  • Measures to prevent and tackle corruption in all high-risk business areas, including the use of intermediaries, relationships with suppliers, joint ventures, offsets and interactions with public officials;
  • Data that demonstrates the effectiveness of their anti-corruption programmes, such as staff surveys, audits and data regarding the use of whistleblowing hotlines and sanctions of transgressions;

 

Notes to editors

The DCI results can be found here – https://ti-defence.org/dci/

Global military expenditure was more than $1.9 trillion in 2019, according to SIPRI estimates – https://www.sipri.org/media/press-release/2020/global-military-expenditure-sees-largest-annual-increase-decade-says-sipri-reaching-1917-billion

Of the world’s 10 biggest importers of arms in 2019, eight are at high risk of corruption in the defence sector according to the DCI’s sister index – the Government Defence Integrity Index https://ti-defence.org/gdi/

Of these eight, five (Saudi Arabia, Egypt, Algeria, Iraq and Qatar) are deemed to be at a ‘critical’ risk of defence sector corruption, meaning a large number of weapons are delivered to countries where they are likely to further fuel corruption, and where appropriate oversight and accountability of defence institutions is virtually non-existent.

 

About the Defence Companies Index on Anti-Corruption and Transparency (DCI)

The DCI analyses the commitment to transparency and anti-corruption in the world’s 134 largest defence companies.

It analyses publicly available information to assess the quality, extent and availability of anti-bribery and corruption policies and procedures in 10 key areas where increased commitment to anti-corruption ad transparency of information could reduce corruption risks in the defence industry.

The DCI does not measure corruption or how well a company’s anti-corruption measures work in practice as most disclose nothing on whether their polices and procedures are effective.
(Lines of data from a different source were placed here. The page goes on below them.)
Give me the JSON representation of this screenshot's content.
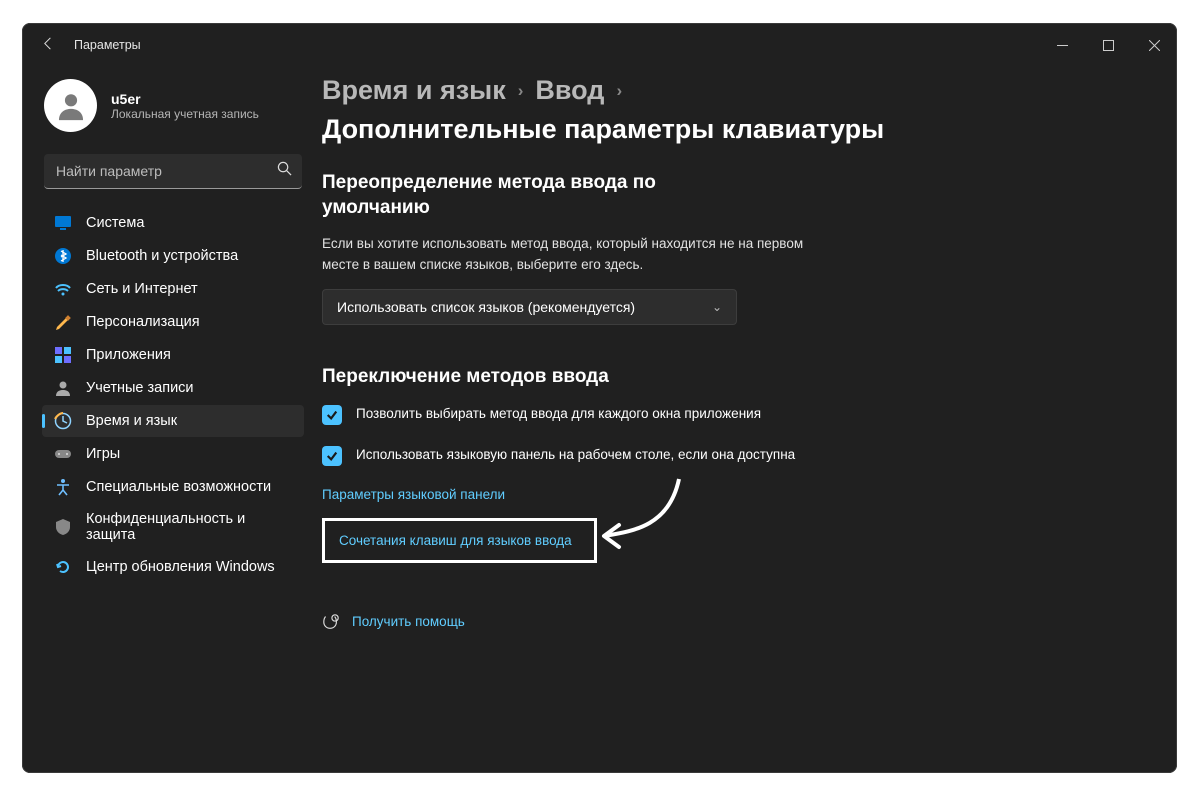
{
  "titlebar": {
    "title": "Параметры"
  },
  "user": {
    "name": "u5er",
    "subtitle": "Локальная учетная запись"
  },
  "search": {
    "placeholder": "Найти параметр"
  },
  "sidebar": {
    "items": [
      {
        "label": "Система",
        "icon": "system"
      },
      {
        "label": "Bluetooth и устройства",
        "icon": "bluetooth"
      },
      {
        "label": "Сеть и Интернет",
        "icon": "network"
      },
      {
        "label": "Персонализация",
        "icon": "personalization"
      },
      {
        "label": "Приложения",
        "icon": "apps"
      },
      {
        "label": "Учетные записи",
        "icon": "accounts"
      },
      {
        "label": "Время и язык",
        "icon": "time",
        "active": true
      },
      {
        "label": "Игры",
        "icon": "gaming"
      },
      {
        "label": "Специальные возможности",
        "icon": "accessibility"
      },
      {
        "label": "Конфиденциальность и защита",
        "icon": "privacy"
      },
      {
        "label": "Центр обновления Windows",
        "icon": "update"
      }
    ]
  },
  "breadcrumbs": {
    "parent1": "Время и язык",
    "parent2": "Ввод",
    "current": "Дополнительные параметры клавиатуры"
  },
  "main": {
    "section1_heading": "Переопределение метода ввода по умолчанию",
    "section1_desc": "Если вы хотите использовать метод ввода, который находится не на первом месте в вашем списке языков, выберите его здесь.",
    "dropdown_value": "Использовать список языков (рекомендуется)",
    "section2_heading": "Переключение методов ввода",
    "check1": "Позволить выбирать метод ввода для каждого окна приложения",
    "check2": "Использовать языковую панель на рабочем столе, если она доступна",
    "link1": "Параметры языковой панели",
    "link2": "Сочетания клавиш для языков ввода",
    "help": "Получить помощь"
  }
}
A high DCI score does not indicate a company is immune to corruption – even companies with the most robust anti-corruption measures face risks and, in some cases, incidents of corruption.
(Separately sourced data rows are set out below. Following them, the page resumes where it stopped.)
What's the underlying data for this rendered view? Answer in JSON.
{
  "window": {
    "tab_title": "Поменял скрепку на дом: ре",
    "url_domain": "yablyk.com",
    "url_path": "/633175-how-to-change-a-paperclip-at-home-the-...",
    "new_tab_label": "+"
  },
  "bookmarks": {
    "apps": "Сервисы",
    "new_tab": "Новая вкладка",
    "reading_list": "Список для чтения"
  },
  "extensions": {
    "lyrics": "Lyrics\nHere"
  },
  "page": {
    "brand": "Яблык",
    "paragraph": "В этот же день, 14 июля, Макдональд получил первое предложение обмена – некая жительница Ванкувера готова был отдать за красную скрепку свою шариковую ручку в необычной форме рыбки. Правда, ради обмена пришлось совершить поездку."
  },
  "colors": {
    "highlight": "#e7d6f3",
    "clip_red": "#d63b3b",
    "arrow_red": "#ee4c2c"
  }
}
The DCI follows two previous corporate indices published in 2015 and 2012, known as the Defence Companies Anti-Corruption Index. Due to significant changes in the aim, focus, methodology and question set of the 2020 index, any comparison with previous indices is not possible or appropriate.

 

About Transparency International – Defence & Security
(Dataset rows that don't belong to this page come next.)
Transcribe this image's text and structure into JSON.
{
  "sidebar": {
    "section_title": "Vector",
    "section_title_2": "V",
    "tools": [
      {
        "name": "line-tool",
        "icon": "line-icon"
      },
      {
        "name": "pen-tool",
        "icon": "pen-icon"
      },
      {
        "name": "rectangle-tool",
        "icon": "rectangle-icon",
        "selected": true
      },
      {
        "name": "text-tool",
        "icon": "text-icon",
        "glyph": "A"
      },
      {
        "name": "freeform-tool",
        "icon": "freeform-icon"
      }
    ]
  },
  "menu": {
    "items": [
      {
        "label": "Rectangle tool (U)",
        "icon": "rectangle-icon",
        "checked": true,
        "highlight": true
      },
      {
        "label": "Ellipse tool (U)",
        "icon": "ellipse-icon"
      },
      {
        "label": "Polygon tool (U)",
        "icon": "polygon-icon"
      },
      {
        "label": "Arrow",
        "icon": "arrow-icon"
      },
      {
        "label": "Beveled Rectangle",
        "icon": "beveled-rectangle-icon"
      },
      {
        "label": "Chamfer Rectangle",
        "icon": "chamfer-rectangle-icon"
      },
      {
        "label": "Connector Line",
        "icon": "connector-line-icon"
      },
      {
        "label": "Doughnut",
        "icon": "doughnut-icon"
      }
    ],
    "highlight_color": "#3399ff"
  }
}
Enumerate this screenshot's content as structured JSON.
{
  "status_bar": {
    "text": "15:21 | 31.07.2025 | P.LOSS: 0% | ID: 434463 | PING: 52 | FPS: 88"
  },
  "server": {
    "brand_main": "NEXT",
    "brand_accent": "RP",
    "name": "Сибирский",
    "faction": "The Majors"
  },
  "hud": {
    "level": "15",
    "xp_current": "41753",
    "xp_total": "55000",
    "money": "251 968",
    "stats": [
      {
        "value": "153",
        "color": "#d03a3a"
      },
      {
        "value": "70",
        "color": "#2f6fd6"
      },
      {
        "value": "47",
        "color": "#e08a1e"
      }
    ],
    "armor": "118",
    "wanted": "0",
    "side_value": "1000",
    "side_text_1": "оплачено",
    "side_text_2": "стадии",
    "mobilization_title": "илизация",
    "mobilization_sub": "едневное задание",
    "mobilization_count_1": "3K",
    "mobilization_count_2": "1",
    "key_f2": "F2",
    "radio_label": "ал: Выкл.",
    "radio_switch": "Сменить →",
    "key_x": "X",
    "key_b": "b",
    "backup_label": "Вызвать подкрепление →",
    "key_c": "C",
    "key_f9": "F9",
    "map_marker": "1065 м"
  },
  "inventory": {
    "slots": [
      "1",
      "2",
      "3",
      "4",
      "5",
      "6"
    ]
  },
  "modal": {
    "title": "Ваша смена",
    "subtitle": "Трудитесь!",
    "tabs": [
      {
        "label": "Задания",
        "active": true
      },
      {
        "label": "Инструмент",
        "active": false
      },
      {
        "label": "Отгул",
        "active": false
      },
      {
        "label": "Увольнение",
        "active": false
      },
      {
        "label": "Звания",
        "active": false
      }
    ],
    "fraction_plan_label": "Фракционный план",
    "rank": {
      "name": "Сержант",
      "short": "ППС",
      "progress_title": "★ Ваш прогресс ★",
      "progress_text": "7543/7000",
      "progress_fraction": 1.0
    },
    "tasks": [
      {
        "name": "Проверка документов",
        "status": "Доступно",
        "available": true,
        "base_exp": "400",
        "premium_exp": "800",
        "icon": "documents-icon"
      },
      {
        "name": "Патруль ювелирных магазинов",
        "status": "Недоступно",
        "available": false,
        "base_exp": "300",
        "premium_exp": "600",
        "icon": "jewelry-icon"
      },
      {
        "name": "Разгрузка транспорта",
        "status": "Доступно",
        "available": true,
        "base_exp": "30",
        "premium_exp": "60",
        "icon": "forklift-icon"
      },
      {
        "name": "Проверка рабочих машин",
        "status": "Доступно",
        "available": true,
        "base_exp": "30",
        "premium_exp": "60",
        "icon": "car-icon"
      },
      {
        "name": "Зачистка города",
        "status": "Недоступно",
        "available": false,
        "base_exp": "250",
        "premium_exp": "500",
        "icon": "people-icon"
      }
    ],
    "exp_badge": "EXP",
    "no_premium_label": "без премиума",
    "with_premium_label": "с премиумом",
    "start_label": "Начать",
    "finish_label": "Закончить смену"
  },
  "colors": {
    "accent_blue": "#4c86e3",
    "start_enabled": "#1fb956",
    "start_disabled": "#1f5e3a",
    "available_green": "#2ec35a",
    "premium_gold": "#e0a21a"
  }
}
The Defence & Security Programme is part of the global Transparency International movement and works towards a world where governments, the armed forces, and arms transfers are transparent, accountable, and free from corruption.

 

Contact:

Harvey Gavin

harvey.gavin@transparency.org.uk

+ 44 (0)20 3096 7695

+ 44 (0)79 6456 0340

The Defence Companies Index on Anti-Corruption and Corporate Transparency (DCI) seeks to assess the levels of commitment to anti-corruption and transparency in the corporate policies and procedures of 134 defence companies worldwide.

This document outlines the key methodological features of the DCI 2020, to provide further insight into the assessment process, scoring and implications of the index. The new formulation of the DCI 2020 reflects the substantial feedback received from a range of stakeholders as part of a comprehensive public consultation, which covered both the question set and the methodology itself. The DCI 2020 represents our commitment to promoting greater openness and transparency in the defence sector to help reduce corruption, build public trust, reassure investors, and build constructive relationships between companies and their employees and customers.

The Defence Companies Index on Anti-Corruption and Corporate Transparency (DCI) seeks to assess the levels of commitment to anti-corruption and transparency in the corporate policies and procedures of 134 defence companies worldwide.

We have identified 10 key areas where increased commitment to anti-corruption and transparency of information could reduce corruption risks in the defence industry. These risk areas form the
main structure of this Questionnaire and Model Answer (QMA) document.